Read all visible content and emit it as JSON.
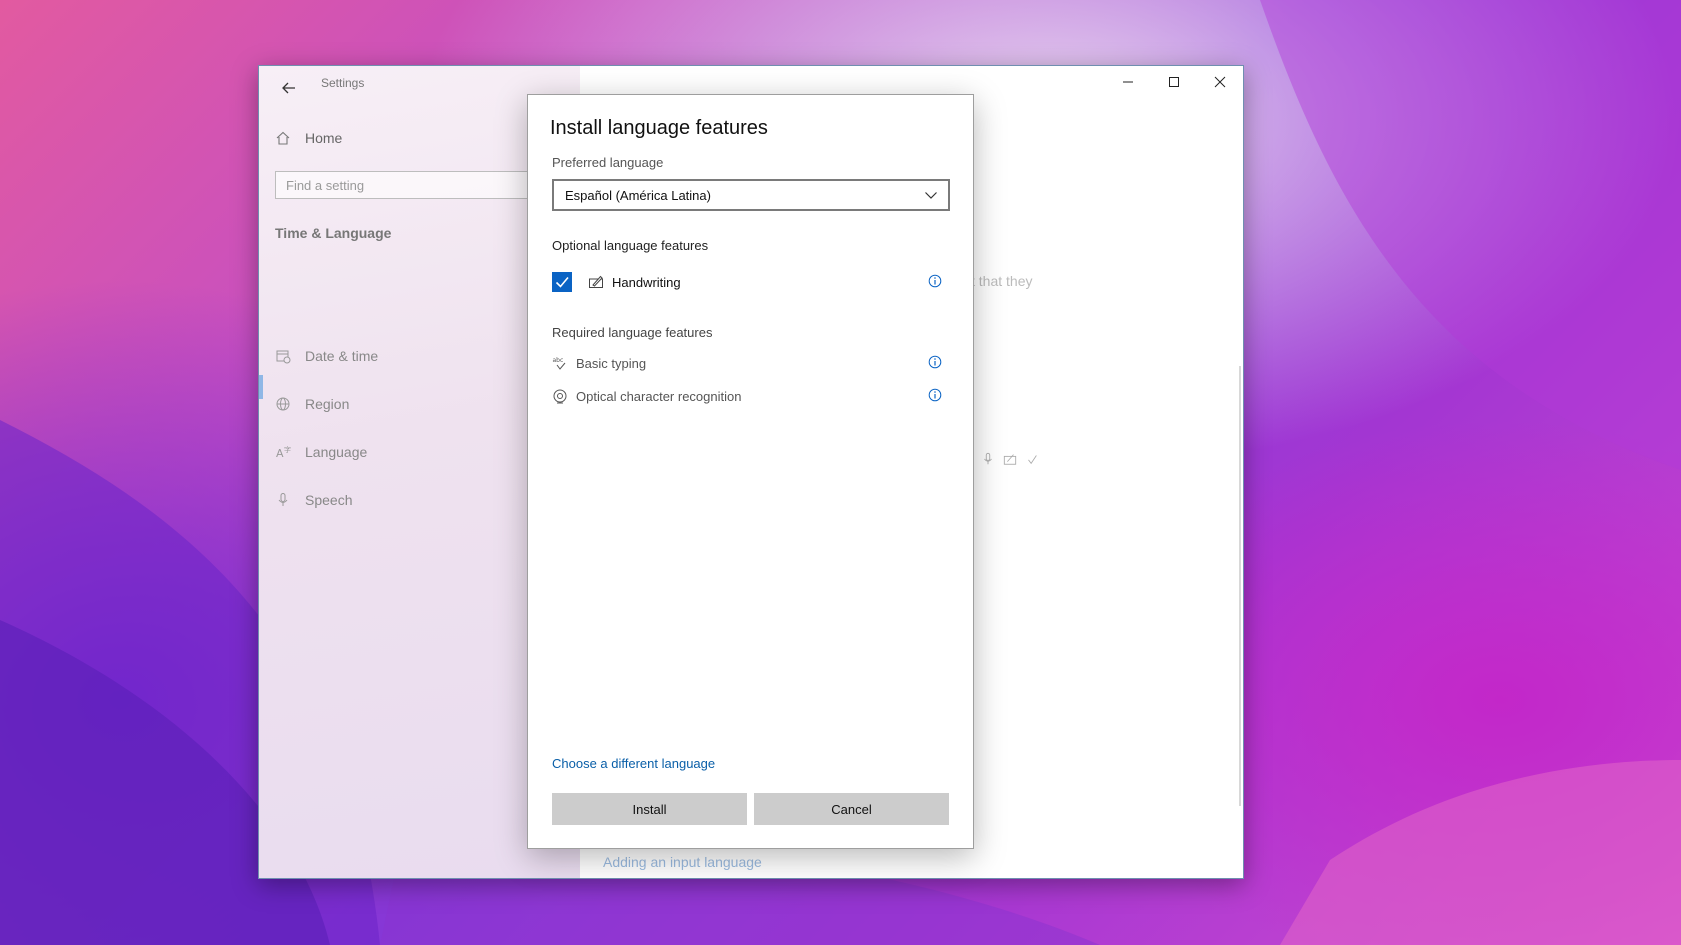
{
  "settings": {
    "app_title": "Settings",
    "nav": {
      "home_label": "Home",
      "search_placeholder": "Find a setting",
      "section_title": "Time & Language",
      "items": [
        {
          "label": "Date & time",
          "icon": "calendar-clock-icon"
        },
        {
          "label": "Region",
          "icon": "globe-icon"
        },
        {
          "label": "Language",
          "icon": "language-icon",
          "selected": true
        },
        {
          "label": "Speech",
          "icon": "microphone-icon"
        }
      ]
    },
    "background": {
      "partial_text": "t that they",
      "link": "Adding an input language"
    }
  },
  "dialog": {
    "title": "Install language features",
    "preferred_label": "Preferred language",
    "preferred_value": "Español (América Latina)",
    "optional_heading": "Optional language features",
    "optional_features": [
      {
        "label": "Handwriting",
        "checked": true,
        "icon": "handwriting-icon"
      }
    ],
    "required_heading": "Required language features",
    "required_features": [
      {
        "label": "Basic typing",
        "icon": "spellcheck-icon"
      },
      {
        "label": "Optical character recognition",
        "icon": "ocr-icon"
      }
    ],
    "link": "Choose a different language",
    "install_label": "Install",
    "cancel_label": "Cancel"
  },
  "colors": {
    "accent": "#0a63c4",
    "link": "#0a5fa8",
    "button": "#cccccc"
  }
}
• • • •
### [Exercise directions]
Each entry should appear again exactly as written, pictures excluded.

### [Exercise solution]
Read all visible content and emit it as JSON.
{
  "settings": {
    "app_title": "Settings",
    "nav": {
      "home_label": "Home",
      "search_placeholder": "Find a setting",
      "section_title": "Time & Language",
      "items": [
        {
          "label": "Date & time",
          "icon": "calendar-clock-icon"
        },
        {
          "label": "Region",
          "icon": "globe-icon"
        },
        {
          "label": "Language",
          "icon": "language-icon",
          "selected": true
        },
        {
          "label": "Speech",
          "icon": "microphone-icon"
        }
      ]
    },
    "background": {
      "partial_text": "t that they",
      "link": "Adding an input language"
    }
  },
  "dialog": {
    "title": "Install language features",
    "preferred_label": "Preferred language",
    "preferred_value": "Español (América Latina)",
    "optional_heading": "Optional language features",
    "optional_features": [
      {
        "label": "Handwriting",
        "checked": true,
        "icon": "handwriting-icon"
      }
    ],
    "required_heading": "Required language features",
    "required_features": [
      {
        "label": "Basic typing",
        "icon": "spellcheck-icon"
      },
      {
        "label": "Optical character recognition",
        "icon": "ocr-icon"
      }
    ],
    "link": "Choose a different language",
    "install_label": "Install",
    "cancel_label": "Cancel"
  },
  "colors": {
    "accent": "#0a63c4",
    "link": "#0a5fa8",
    "button": "#cccccc"
  }
}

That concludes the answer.